- [EXERCISE DIRECTIONS] Write the records out once more, so that nothing differs from the original.

[Stored entries]

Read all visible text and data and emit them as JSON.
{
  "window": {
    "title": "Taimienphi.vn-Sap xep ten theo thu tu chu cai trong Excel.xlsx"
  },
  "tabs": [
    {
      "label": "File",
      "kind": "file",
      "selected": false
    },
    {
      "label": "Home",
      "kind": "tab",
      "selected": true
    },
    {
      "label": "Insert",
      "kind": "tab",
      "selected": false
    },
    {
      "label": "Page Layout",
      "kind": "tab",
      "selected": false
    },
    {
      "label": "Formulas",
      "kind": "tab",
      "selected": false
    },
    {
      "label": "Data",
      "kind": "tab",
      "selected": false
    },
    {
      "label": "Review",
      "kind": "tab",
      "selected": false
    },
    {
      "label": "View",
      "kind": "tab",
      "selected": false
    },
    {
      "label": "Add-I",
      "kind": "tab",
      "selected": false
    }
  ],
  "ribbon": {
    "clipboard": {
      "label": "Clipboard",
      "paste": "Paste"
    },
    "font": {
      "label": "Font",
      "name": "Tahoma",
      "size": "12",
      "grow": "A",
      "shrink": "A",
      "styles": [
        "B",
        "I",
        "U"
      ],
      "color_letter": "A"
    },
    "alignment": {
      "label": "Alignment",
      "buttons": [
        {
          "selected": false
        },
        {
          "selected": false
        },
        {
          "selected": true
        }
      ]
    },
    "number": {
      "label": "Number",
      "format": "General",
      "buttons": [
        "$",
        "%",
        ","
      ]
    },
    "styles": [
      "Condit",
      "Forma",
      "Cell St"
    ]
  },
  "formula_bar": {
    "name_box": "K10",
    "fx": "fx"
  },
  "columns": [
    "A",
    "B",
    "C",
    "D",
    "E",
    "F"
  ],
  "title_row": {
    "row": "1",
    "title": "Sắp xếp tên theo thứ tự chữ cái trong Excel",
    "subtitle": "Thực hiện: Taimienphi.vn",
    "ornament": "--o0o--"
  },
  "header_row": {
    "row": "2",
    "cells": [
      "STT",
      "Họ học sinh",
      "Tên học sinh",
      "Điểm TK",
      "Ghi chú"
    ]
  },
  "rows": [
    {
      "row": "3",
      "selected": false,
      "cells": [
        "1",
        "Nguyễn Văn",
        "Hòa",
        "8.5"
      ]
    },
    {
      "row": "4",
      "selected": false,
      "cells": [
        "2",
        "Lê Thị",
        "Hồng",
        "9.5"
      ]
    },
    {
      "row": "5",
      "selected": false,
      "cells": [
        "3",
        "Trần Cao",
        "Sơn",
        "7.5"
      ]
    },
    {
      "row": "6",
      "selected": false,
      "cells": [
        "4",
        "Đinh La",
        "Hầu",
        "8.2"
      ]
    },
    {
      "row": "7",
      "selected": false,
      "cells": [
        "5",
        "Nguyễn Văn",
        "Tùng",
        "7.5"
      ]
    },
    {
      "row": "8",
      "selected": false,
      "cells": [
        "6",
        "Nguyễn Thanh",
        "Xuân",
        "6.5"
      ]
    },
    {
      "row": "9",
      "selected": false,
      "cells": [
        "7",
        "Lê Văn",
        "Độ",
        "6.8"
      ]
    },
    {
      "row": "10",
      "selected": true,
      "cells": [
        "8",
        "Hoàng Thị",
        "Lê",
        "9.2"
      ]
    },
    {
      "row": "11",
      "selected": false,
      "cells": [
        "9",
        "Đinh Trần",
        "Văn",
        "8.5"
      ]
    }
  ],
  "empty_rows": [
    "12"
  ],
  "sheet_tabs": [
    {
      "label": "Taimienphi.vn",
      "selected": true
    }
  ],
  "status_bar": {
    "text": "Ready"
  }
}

- [SOLUTION TO THE PROBLEM]
Read all visible text and data and emit them as JSON.
{
  "window": {
    "title": "Taimienphi.vn-Sap xep ten theo thu tu chu cai trong Excel.xlsx"
  },
  "tabs": [
    {
      "label": "File",
      "kind": "file",
      "selected": false
    },
    {
      "label": "Home",
      "kind": "tab",
      "selected": true
    },
    {
      "label": "Insert",
      "kind": "tab",
      "selected": false
    },
    {
      "label": "Page Layout",
      "kind": "tab",
      "selected": false
    },
    {
      "label": "Formulas",
      "kind": "tab",
      "selected": false
    },
    {
      "label": "Data",
      "kind": "tab",
      "selected": false
    },
    {
      "label": "Review",
      "kind": "tab",
      "selected": false
    },
    {
      "label": "View",
      "kind": "tab",
      "selected": false
    },
    {
      "label": "Add-I",
      "kind": "tab",
      "selected": false
    }
  ],
  "ribbon": {
    "clipboard": {
      "label": "Clipboard",
      "paste": "Paste"
    },
    "font": {
      "label": "Font",
      "name": "Tahoma",
      "size": "12",
      "grow": "A",
      "shrink": "A",
      "styles": [
        "B",
        "I",
        "U"
      ],
      "color_letter": "A"
    },
    "alignment": {
      "label": "Alignment",
      "buttons": [
        {
          "selected": false
        },
        {
          "selected": false
        },
        {
          "selected": true
        }
      ]
    },
    "number": {
      "label": "Number",
      "format": "General",
      "buttons": [
        "$",
        "%",
        ","
      ]
    },
    "styles": [
      "Condit",
      "Forma",
      "Cell St"
    ]
  },
  "formula_bar": {
    "name_box": "K10",
    "fx": "fx"
  },
  "columns": [
    "A",
    "B",
    "C",
    "D",
    "E",
    "F"
  ],
  "title_row": {
    "row": "1",
    "title": "Sắp xếp tên theo thứ tự chữ cái trong Excel",
    "subtitle": "Thực hiện: Taimienphi.vn",
    "ornament": "--o0o--"
  },
  "header_row": {
    "row": "2",
    "cells": [
      "STT",
      "Họ học sinh",
      "Tên học sinh",
      "Điểm TK",
      "Ghi chú"
    ]
  },
  "rows": [
    {
      "row": "3",
      "selected": false,
      "cells": [
        "1",
        "Nguyễn Văn",
        "Hòa",
        "8.5"
      ]
    },
    {
      "row": "4",
      "selected": false,
      "cells": [
        "2",
        "Lê Thị",
        "Hồng",
        "9.5"
      ]
    },
    {
      "row": "5",
      "selected": false,
      "cells": [
        "3",
        "Trần Cao",
        "Sơn",
        "7.5"
      ]
    },
    {
      "row": "6",
      "selected": false,
      "cells": [
        "4",
        "Đinh La",
        "Hầu",
        "8.2"
      ]
    },
    {
      "row": "7",
      "selected": false,
      "cells": [
        "5",
        "Nguyễn Văn",
        "Tùng",
        "7.5"
      ]
    },
    {
      "row": "8",
      "selected": false,
      "cells": [
        "6",
        "Nguyễn Thanh",
        "Xuân",
        "6.5"
      ]
    },
    {
      "row": "9",
      "selected": false,
      "cells": [
        "7",
        "Lê Văn",
        "Độ",
        "6.8"
      ]
    },
    {
      "row": "10",
      "selected": true,
      "cells": [
        "8",
        "Hoàng Thị",
        "Lê",
        "9.2"
      ]
    },
    {
      "row": "11",
      "selected": false,
      "cells": [
        "9",
        "Đinh Trần",
        "Văn",
        "8.5"
      ]
    }
  ],
  "empty_rows": [
    "12"
  ],
  "sheet_tabs": [
    {
      "label": "Taimienphi.vn",
      "selected": true
    }
  ],
  "status_bar": {
    "text": "Ready"
  }
}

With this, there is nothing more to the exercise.